Trying to decide whether to circumcise? Here’s a new study to consider. Research from the Fred Hutchinson Cancer Research Center in Seattle and recently published in the medical journal Cancer suggests that men who are circumcised have a slightly lower risk of developing prostate cancer. The researchers in the study stopped short of saying the removal of foreskin actually helps to prevent prostate cancer, but said more research is needed.
The study of 1600 men compared two groups, those who had been circumcised and those who had not. Controlling for factors like age, race and previous prostate cancer screening, those who had been circumcised had a 15 percent lower risk of the disease. Researchers hypothesize, among other possible explanations, that the foreskin can tear slightly during sexual activity, which may allow bacteria and viruses to enter the body and eventually cause cancer.
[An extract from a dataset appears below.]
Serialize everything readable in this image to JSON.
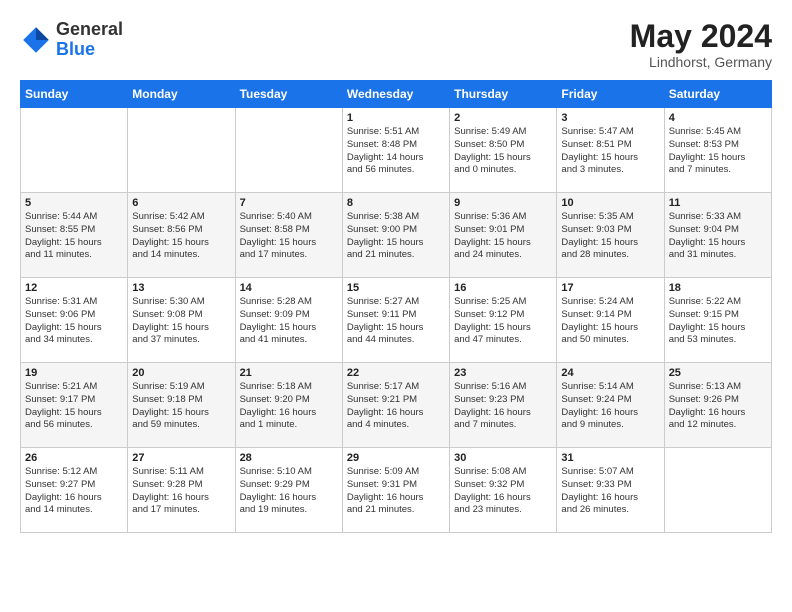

Circumcision continues to be a lightning-rod topic among parents. Opponents call the procedure, usually done in the first days of life, barbaric. Activists in San Francisco went so far as to propose a bill that would make it illegal, although it was struck down. However, studies have linked circumcision to decreased HPV and HIV transmission, as well as fewer urinary tract infections.